[Various situated works by Daniel Buren (2009), MDF, Alupanel, vinyl, & paint.]
Daniel Buren’s second exhibition at Bortolami Gallery—“To Cut Out: Situated Works 1969-2009”—will be up through December 22nd. This conceptual artist—most often classified as an Abstract Minimalist—has challenged the accepted canon and prescribed experience of art since the mid-1960s. To this end, he has coined a number of neologisms that have redefined art.
“Work in Situ” is work made for a particular site, for a particular time, and exhibited in this particular site—thereby not germane to another place. Buren has identified as an artist living and working in situ. From his perspective, this indicates a concept going far beyond painting, sculpture, and other media—emphasizing art as an experience, life, or weltanschauung.
“Situated Work” is that inspired by a particular location, but made with the intention that the very same elements of the original work can be reinstalled in different sites following a series of rules—evolving each time in response to the venue. Correspondingly, the venue is altered by the work. This includes Buren’s works from 1969 found in this show.
“Cabane Éclatée” or “exploded cabin” is a painting environment that has been “exploded” by turning a would-be two-dimensional work into a disparate three dimensional encounter. These evolved into the colored Plexi works that Buren has shown internationally in site-specific installations for two decades—and outside Bortolami in 2007. They have also snowballed into the “Zigzag” sculptures made of MDF to join Buren’s creative aggregate.
“Visual Tool” functions as a standard or measurement unit of formal properties in Buren’s work—an intended sign serving as a constant within wildly variable parameters and juxtapositions of any and all “in situ” and “situated work” accomplished by the artist since 1965.
When Buren created a sculpture in the great courtyard of Paris’ Palais Royal in 1986, he triggered an intense debate over the integration of contemporary art and historic buildings.

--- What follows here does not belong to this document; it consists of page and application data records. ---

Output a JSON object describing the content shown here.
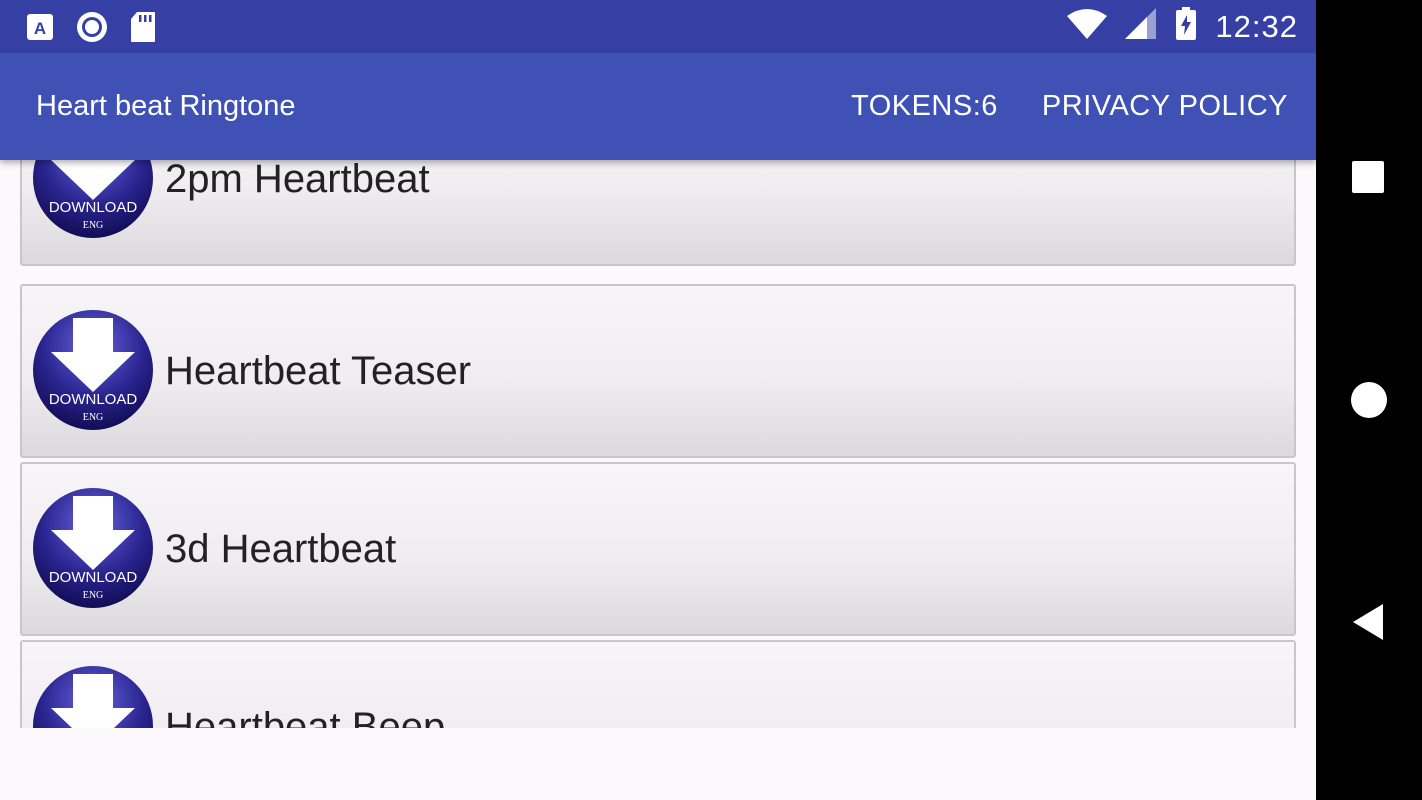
{
  "status_bar": {
    "time": "12:32",
    "left_icons": [
      "a-notification-icon",
      "record-icon",
      "sd-card-icon"
    ],
    "right_icons": [
      "wifi-icon",
      "signal-icon",
      "battery-charging-icon"
    ]
  },
  "app_bar": {
    "title": "Heart beat Ringtone",
    "tokens_label": "TOKENS:6",
    "privacy_label": "PRIVACY POLICY",
    "color": "#3f51b5",
    "status_color": "#3640a4"
  },
  "list": {
    "items": [
      {
        "title": "2pm Heartbeat",
        "icon": "download-icon"
      },
      {
        "title": "Heartbeat Teaser",
        "icon": "download-icon"
      },
      {
        "title": "3d Heartbeat",
        "icon": "download-icon"
      },
      {
        "title": "Heartbeat Beep",
        "icon": "download-icon"
      }
    ],
    "download_icon_text": "DOWNLOAD",
    "download_icon_subtext": "ENG"
  },
  "nav_bar": {
    "buttons": [
      "recents-button",
      "home-button",
      "back-button"
    ]
  }
}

But then Buren—like many in the French intelligentsia was highly affected by the outbreak of France’s May 1968 worker-student rebellion emerging out of the Sorbonne extension in Nanterre. Very little of cultural import was left static in its wake and nothing remained sacred. Buren himself was influenced by deconstructionist philosophies that gained ground in the aftermath. He began creating unsolicited public art works with striped awning canvas—inviting viewers to analyze traditional artistic boundaries and ideas. Hundreds of striped “panels” appeared around Paris, and later in more than 100 stations of the Métropolitain—forcing a public appraisal of artistic boundaries through this “extra-institutional art.” In another burst of “guerrilla installation,” Buren used stripes to block the entrance of the gallery conducting his first solo exhibition.
Amazingly—despite periodic controversy—Buren has deftly managed to balance his audacious interventions and philosophies concerning art with the milieu of the museum and gallery system. Indeed, there has been much demand by that system to show his art. Buren deserves his place with “Institutional Critique” colleagues Michael Asher, MacArthur recipient Fred Wilson, Marcel Broodthaers (1924-1976) of the Groupe Surréaliste-revolutionnaire, performance artist Andrea Fraser, and installation artist Hans Haake—all of whom comprehensively critiqued the structure and very assumptions of institutions within the art arena.
Buren’s work has been exhibited in the following venues: Palazzo Grassi (Venice), Armory Center for the Arts (Pasadena), Neues Museum (Nuremberg), Documenta (Kassel), Place de la Justice (Brussels), the Guggenheim, Centre Pompidou (Paris), the Venice Biennale, Lyon City Hall, Tokyo Metropolitan Art Museum, ICA Nagoya, and Museum of Contemporary Art (Tokyo).
To Cut Out: Situated Works (1969-2009)
By Daniel Buren
Through December 22, 2009
510 West 25th Street, New York City 10001